Literacy in Early Learning Spaces is a Free Library project focused on literacy and language development in children from birth through 5 years old. We partner with childcare programs across Philadelphia and are funded through a generous investment from the Vanguard Strong Start for Kids Program™ and the William Penn Foundation.
Writing doesn't start in elementary school! Did you know that children are building the skills for writing long before they are able to hold a pencil?
In order to write, children need to develop their fine motor skills. This is the ability to grasp and control a writing utensil with the small muscles in their fingers, hands, and wrists.
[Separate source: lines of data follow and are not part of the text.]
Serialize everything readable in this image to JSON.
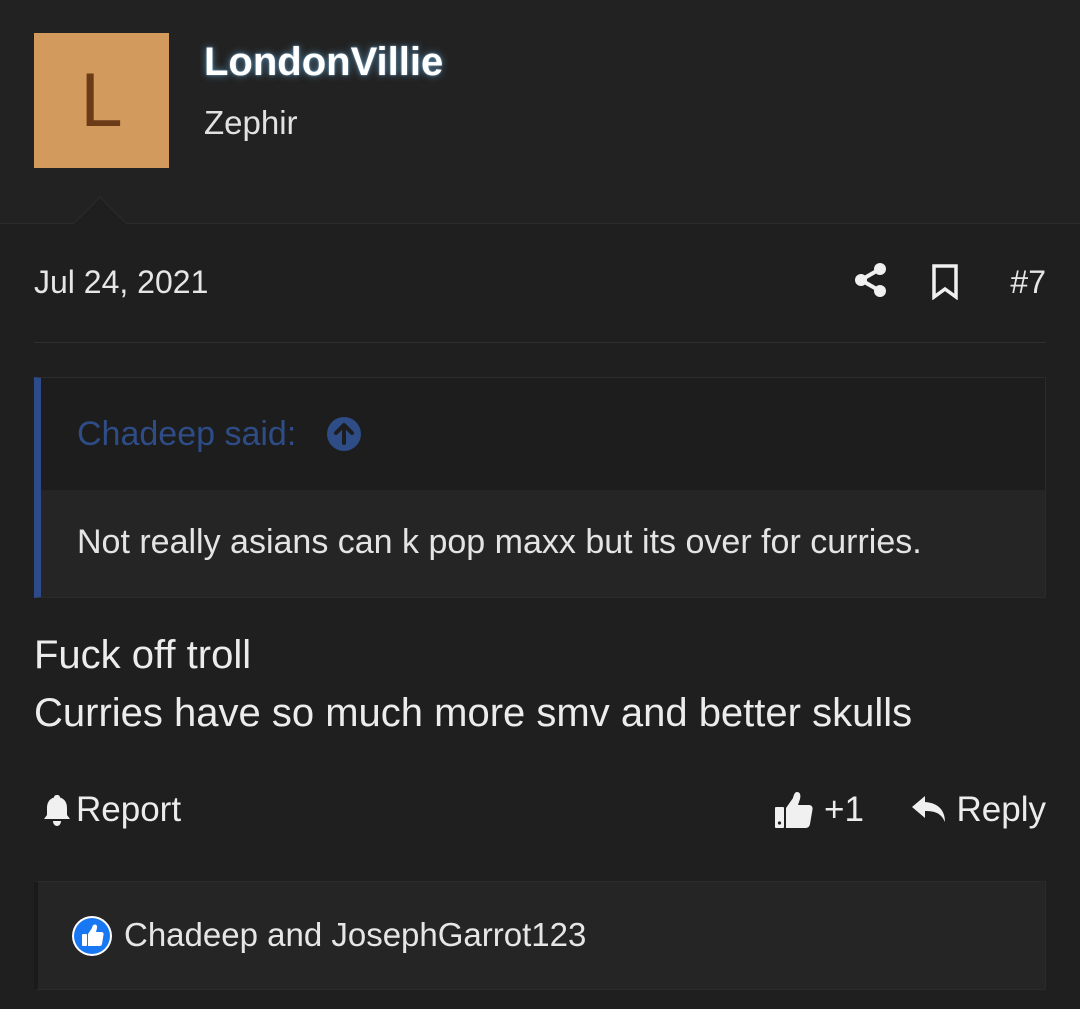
{
  "user": {
    "avatar_letter": "L",
    "name": "LondonVillie",
    "title": "Zephir"
  },
  "post": {
    "date": "Jul 24, 2021",
    "number": "#7",
    "quote": {
      "author_label": "Chadeep said:",
      "text": "Not really asians can k pop maxx but its over for curries."
    },
    "body_lines": [
      "Fuck off troll",
      "Curries have so much more smv and better skulls"
    ]
  },
  "actions": {
    "report_label": "Report",
    "like_count": "+1",
    "reply_label": "Reply"
  },
  "reactions": {
    "users_text": "Chadeep and JosephGarrot123"
  },
  "icons": {
    "share": "share-icon",
    "bookmark": "bookmark-icon",
    "quote_up": "arrow-up-circle-icon",
    "report": "bell-icon",
    "like": "thumbs-up-icon",
    "reply": "reply-icon",
    "reaction": "like-reaction-icon"
  },
  "colors": {
    "background": "#1f1f1f",
    "avatar_bg": "#d39a5d",
    "avatar_text": "#6b3b17",
    "quote_accent": "#2d4a8a",
    "quote_author": "#2e4c86",
    "reaction_blue": "#1877f2"
  }
}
They also need to learn about lines and shapes to be able to form letters and words.
This post offers activities that support your young child’s development in the areas that will help them with future writing. Give them a try, and also pick up the suggested books from the library for even more writing inspiration!
Infants: Make a Mess!
Infants will learn to reach for things, grasp, and crumple. Try letting them explore the feels and sounds of different types of paper and fabric. Finger painting is another great activity for these littlest ones. They are starting to notice how they can change the way the paint looks when they move their hands across it.
We know how much infants like putting things into their mouths, so try materials that are safe to taste! Whipped cream, edible play dough (made with flour, salt and water), or pudding are fun to use instead of paint. For a no-mess option, put the paint, cream, or pudding into a plastic bag and tape it closed for an extra-strong seal.
Check out Hands Can by Cheryl Willis Hudson and the Read, Baby, Read Sensory Kit, which includes textured books for babies to touch.
Young Toddlers: Make Your Mark!
At this age children will delight in their ability to make dots and lines on their own. Celebrate their scribbles and marks as they start to gain control over the muscles in their hands! Talk to your child as they draw, using color and size words to talk about what you see.
Help your child glue torn pieces of paper to make collages, paint with brushes, and use their fingers or tools to make patterns in a tray of sand or flour. For even faster clean-up, try dipping cotton balls or paint brushes in water and “painting” with them on construction paper or outside on the sidewalk!
Check out I Ain’t Gonna Paint No More by Karen Beaumont and Itsy Bitsy Spider: Touch and Trace Nursery Rhymes by Emily Bannister.
Older Toddlers: Make a LOT!
This is a great time to introduce many types of tools and materials to your little one. Make marks by dipping Q-tips in paint, stamping with leaves or bottle caps, and using dot markers and stickers to make patterns. Look for jumbo or thick crayons, pencils, markers, and sidewalk chalk that are easier for little hands to grip and control. The goal is to explore, enjoy, and create!
Ask your older toddler questions about their drawings. Have them dictate a few words or a short sentence for you to write at the bottom of their artwork. You might notice them making some letter-like shapes with a mix of straight lines and curves. They may even organize their letter shapes in rows across the page, just like they’ve seen in the books that you read together. This shows that they are beginning to learn how writing works!
Focus on shapes when you check out Circle Dogs by Kevin Henkes and Circle, Triangle, Elephant by Kenji Oikawa.
PreK: Make Lines, Shapes, and Letters!
You will see how drawings evolve as children develop more control in their fine motor skills! PreK children will be more intentional in drawing shapes, adding details like eyes and smiles, and making attempts at writing. Keep having fun with many different types of materials and writing utensils.
They are also working on identifying and writing their letters! There are many fun ideas that can be much more engaging than tracing with a pencil. Try letting them follow the lines of a letter with stickers, dot markers, or by gluing small pieces of paper or cotton balls. Have them create letter shapes by connecting lines and curves. Try forming letters with popsicle sticks, pipe cleaners, play dough, or collected objects like fall leaves or small toys! And, encourage children to write their names - even if that means only a few letter shapes to start.
Get inspired to create when you check out Maybe Something Beautiful by Isabel Compoy, and Andrew Drew and Drew by Barney Saltzberg. Leelo en español: Quizás algo hermoso por Isabel Compoy.
Bonus tip for all ages… Make Meaning!
Show children that we write for a reason by letting them help you make grocery lists, birthday cards, or posters and signs. Talk about the ways that we use these types of writing. Read about writing when you check out Bunny Cakes by Rosemary Wells, Dear Primo by Duncan Tonatiuh and The Thank You Letter by Jane Cabrera.
Find videos with literacy tips and activities to engage your little ones on the Free Library Early Learning Youtube channel, and read about even more early literacy ideas for infants and young toddlers under two years old from Read, Baby, Read.